His maternal grandmother, who is battling cancer, wrote to the court asking for "one more hug" from her grandson before she died.
Tong also told the court in his own letter he had now come to realise that political views were matters of perspectives and should not be more important than human decency. Society should put aside hatred, he added.
Legal experts have since warned against the use of the slogan in future, while at least one mainland Chinese think tank has suggested other popular chants that challenge the local and central governments, such as "Five demands, not one less", could also be deemed problematic.
Liberal academics have called the ruling another blow to freedom of expression.
Thomas Kellogg, executive director of the Georgetown Centre for Asian Law, said the "harsh" sentence imposed on Tong had dashed hopes that the court would take into account the awareness of the security legislation and administer a lighter sentence on early defendants.
"People can only shape their behaviour after the initial lines of what the national security law covers have been drawn," he said, adding that it did not bode well for 47 opposition activists who were earlier charged with subversion for their part in an unofficial opposition primary election last year.

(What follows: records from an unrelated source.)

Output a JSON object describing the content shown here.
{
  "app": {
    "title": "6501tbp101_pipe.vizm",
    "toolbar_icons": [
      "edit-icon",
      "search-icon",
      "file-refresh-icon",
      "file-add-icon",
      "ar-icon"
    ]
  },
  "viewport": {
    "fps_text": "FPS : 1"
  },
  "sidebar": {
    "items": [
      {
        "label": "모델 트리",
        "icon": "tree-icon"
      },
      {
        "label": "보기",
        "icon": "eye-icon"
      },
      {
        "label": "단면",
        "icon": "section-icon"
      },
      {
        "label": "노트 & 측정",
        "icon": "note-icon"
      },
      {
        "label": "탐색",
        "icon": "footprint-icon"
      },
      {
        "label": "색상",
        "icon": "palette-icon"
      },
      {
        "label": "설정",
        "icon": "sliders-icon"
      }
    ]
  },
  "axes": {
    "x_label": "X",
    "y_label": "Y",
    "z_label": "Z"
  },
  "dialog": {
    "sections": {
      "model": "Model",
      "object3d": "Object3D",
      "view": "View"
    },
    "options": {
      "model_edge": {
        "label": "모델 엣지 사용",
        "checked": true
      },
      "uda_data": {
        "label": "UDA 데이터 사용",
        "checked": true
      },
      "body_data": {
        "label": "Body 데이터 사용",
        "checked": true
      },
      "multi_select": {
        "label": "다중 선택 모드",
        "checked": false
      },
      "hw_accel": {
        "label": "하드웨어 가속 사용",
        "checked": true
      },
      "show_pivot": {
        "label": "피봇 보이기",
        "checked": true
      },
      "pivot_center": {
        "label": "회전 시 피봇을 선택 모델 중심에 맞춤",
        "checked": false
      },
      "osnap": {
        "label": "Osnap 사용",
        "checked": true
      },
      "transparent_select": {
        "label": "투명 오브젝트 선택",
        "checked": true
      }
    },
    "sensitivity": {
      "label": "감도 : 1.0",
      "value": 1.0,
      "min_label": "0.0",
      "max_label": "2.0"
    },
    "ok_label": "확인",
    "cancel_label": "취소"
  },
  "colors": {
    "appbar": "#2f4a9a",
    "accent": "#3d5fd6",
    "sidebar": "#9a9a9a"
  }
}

He also said it was unfortunate that judges had ruled that the acts to incite secession were of a "serious nature". "If Tong's act of carrying the banner is serious, what acts ... are not serious? I worry that the court has essentially expanded the serious nature provision to cover almost all acts of inciting secession," he said.
Britain-based opposition activist Nathan Law Kwun Chung called the sentence "outrageous", raising concern over free speech. "The sentencing guideline is unclear, and it gives the judge the power to determine whether a slogan can be seen as 'capable of' inciting secession. This is an extremely low threshold to lock an individual in jail for years," he said.
This article was first published in South China Morning Post.